Photo credit: Simon Pow (Flickr)
GUIDE UPDATED FOR NEWER 3014 PROBLEMS – Please see bottom of post for details (March 2011)
Contrary to many of the guides and articles we post on this site, this isn’t one to do with jailbreaking your iPhone! It stems from our experiences of helping a work colleague get their iPhone back up and running after it got stuck applying an iOS version update. The chances are you’ve arrived here after a Google search having had similar problems – hopefully we can help you out too!
The work colleague in question had a stock O2 iPhone 4 that he’d backed up before telling iTunes it was okay to go ahead and update to the latest (4.0.1) iOS software. After waiting over an hour for the iPhone to progress beyond a screen showing “Preparing iPhone” he gave up and hard rebooted his device. When he did so, the “connect to iTunes” screen was displayed on his handset and no matter what he did, iTunes would then attempt to fully restore the handset but would fail to do so displaying error 3014.
We know that iTunes error numbers in the 3000s are to do with communication failing or time outs. We replaced the sync cable, swapped USB ports and tried all the various solutions offered by Google, but in the end, we managed to get the handset up and running by doing the following:
- Upgraded iTunes to the latest version available and rebooted our computer (in our case 9.2.1)
- Downloaded the iPhone 4.0.1 firmware directly from Apple manually***
- Hard rebooted the iPhone (press and hold both home and the power button until an Apple logo appears)
- Popped the sim card out of the handset
- Connected the iPhone to our computer and when iTunes told us it had detected a device requiring a recovery we shift clicked restore** (held down shift on the keyboard and clicked the restore button) within iTunes*
- We browsed to the location where we’d saved the firmware we downloaded in step 2 and left iTunes to do its thing with the iPhone
- When the iPhone rebooted having successfully applied the firmware we re-inserted the sim card, waited for the iPhone to tell us it was activated
- We ask iTunes to re-apply the most recent backup it had to the device, thus restoring configuration and content.
*=We ensured that we were connecting the iPhone to our computer directly and not via any kind of USB hub
**=Shift clicking is a Windows process. On a Mac you would hold down your “option” key and click restore
Note: This guide assumes that the computer you are going to use is connected to the Internet and is NOT behind a proxy server (for example, isn’t your work PC). There are known problems with iTunes being able to communicate with Apple’s authentication servers from behind firewalls.

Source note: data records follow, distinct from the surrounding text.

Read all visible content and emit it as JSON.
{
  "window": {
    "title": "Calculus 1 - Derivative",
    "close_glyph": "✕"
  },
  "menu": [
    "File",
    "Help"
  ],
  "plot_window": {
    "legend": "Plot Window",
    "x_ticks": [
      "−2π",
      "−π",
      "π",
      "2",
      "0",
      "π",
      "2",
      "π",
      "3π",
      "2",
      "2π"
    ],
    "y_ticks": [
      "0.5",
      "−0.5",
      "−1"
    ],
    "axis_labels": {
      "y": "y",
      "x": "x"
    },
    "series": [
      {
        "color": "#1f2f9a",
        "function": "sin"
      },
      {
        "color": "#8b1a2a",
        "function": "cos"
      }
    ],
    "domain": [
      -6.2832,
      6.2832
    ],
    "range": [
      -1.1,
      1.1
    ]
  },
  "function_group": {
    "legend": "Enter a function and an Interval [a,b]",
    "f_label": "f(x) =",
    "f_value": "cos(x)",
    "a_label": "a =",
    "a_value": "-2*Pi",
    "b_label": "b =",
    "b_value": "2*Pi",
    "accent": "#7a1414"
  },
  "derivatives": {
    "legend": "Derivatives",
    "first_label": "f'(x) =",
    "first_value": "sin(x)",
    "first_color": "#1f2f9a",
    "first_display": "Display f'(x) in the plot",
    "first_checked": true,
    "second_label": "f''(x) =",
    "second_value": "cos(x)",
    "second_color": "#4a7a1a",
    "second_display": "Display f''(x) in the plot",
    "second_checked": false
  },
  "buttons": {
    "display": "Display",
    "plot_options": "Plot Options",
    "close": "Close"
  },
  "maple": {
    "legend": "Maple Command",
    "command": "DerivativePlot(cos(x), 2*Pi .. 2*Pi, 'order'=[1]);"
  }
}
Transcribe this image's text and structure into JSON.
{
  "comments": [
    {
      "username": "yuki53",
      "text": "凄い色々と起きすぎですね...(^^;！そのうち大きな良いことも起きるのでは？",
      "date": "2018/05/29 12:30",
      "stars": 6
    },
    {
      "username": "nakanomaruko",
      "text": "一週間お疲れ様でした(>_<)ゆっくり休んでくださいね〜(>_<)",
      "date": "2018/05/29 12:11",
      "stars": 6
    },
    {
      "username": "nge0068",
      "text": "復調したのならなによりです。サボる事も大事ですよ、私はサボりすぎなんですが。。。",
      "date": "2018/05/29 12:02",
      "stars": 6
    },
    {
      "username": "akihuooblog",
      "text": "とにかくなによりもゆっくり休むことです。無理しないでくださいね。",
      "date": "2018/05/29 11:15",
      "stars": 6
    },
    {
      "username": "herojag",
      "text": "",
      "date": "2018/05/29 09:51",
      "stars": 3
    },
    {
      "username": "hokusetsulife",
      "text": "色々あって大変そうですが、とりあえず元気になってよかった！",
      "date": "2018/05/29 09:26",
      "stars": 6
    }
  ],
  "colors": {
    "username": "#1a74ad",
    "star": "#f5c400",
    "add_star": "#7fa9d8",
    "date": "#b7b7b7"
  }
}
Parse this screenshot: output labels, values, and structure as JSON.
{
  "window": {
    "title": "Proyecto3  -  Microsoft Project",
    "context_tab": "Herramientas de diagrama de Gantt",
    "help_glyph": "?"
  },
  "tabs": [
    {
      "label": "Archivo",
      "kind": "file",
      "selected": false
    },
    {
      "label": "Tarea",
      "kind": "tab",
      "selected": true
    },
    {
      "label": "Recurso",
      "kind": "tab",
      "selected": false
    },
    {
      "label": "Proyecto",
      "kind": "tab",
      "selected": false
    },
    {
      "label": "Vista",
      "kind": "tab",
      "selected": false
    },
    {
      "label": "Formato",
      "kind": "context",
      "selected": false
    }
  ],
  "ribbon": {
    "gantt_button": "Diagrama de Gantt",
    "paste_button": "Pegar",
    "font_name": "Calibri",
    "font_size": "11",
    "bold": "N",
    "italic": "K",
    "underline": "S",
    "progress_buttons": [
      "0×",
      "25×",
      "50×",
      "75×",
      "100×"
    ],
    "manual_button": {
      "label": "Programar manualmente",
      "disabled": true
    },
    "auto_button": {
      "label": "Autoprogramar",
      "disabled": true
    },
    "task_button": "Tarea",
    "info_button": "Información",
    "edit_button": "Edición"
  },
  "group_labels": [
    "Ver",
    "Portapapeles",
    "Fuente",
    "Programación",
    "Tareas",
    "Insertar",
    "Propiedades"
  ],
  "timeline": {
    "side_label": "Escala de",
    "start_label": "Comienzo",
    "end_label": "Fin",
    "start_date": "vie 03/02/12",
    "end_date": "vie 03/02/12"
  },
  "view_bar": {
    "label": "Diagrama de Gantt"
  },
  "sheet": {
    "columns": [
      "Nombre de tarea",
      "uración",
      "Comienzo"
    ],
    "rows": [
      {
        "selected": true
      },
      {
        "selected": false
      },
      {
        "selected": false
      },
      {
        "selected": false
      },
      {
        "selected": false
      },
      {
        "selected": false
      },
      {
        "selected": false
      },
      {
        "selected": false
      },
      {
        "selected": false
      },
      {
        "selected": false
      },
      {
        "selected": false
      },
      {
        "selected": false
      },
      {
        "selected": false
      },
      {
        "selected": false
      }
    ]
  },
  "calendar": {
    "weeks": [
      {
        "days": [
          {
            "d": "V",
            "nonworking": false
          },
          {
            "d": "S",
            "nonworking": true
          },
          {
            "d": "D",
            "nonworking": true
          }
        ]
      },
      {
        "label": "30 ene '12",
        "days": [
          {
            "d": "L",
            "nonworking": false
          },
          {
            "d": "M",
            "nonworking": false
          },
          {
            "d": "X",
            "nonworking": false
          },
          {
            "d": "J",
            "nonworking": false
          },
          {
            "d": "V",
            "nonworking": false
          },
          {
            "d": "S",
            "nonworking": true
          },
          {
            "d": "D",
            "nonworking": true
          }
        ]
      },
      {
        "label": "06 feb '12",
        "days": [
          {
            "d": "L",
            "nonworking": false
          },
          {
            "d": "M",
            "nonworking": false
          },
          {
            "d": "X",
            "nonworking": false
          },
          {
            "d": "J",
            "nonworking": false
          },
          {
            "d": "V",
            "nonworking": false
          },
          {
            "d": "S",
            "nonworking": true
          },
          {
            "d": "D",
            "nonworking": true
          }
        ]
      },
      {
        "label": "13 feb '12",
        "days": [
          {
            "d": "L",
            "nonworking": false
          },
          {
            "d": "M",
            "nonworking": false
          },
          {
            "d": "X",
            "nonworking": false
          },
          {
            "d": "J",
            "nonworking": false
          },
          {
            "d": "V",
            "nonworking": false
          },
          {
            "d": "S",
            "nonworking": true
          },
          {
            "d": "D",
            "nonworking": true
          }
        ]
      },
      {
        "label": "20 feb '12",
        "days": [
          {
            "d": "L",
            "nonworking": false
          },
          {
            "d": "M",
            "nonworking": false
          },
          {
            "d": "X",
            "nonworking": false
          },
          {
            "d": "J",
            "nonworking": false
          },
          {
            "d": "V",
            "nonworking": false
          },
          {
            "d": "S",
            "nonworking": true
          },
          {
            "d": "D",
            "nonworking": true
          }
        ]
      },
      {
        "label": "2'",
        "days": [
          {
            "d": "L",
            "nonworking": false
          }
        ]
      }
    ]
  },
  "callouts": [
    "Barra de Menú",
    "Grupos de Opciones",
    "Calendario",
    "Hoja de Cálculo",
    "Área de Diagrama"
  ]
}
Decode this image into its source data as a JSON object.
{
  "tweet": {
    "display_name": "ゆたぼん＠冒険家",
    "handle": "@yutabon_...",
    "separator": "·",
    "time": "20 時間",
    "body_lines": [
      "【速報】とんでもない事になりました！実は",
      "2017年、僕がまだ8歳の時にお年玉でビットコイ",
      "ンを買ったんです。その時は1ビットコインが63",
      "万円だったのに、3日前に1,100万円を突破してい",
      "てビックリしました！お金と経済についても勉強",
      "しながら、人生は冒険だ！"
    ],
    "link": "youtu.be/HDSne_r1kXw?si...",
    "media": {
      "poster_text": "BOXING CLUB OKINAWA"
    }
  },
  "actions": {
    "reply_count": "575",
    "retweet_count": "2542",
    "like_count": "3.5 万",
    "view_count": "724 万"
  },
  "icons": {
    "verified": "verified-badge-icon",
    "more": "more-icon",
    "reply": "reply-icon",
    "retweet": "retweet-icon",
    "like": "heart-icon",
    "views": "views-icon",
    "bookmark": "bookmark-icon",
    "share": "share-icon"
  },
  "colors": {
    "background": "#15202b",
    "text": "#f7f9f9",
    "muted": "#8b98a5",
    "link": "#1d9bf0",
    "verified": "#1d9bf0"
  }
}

Hopefully the above steps will help you out of your situation. If not, please feel free to ask in our comments section below and we’ll attempt to offer advice; however whilst researching our colleagues problem, we did come across a large number of people who have experienced upgrade errors and have had to get their device swapped out by Apple, who have done so in many cases without even attempting to restore problematic devices themselves since they have allegedly seen so many of them!
LATEST UPDATE: March 2011
Some users may find that an entry has been added to their hosts file designed to point all iTunes authentication requests to a specific server. This needs to be taken out in order to assist those of you still seeing a problem after doing the above.
Browse to c:\windows\system32\drivers\etc\
Open hosts by right clicking the file and selecting to open with Notepad
Look for an entry that looks like 220.127.116.11 gs.apple.com or 127.0.0.1 gs.apple.com
Delete this line and save the file
Try your restore again
Same as the Windows steps but your hosts file is in /private/etc/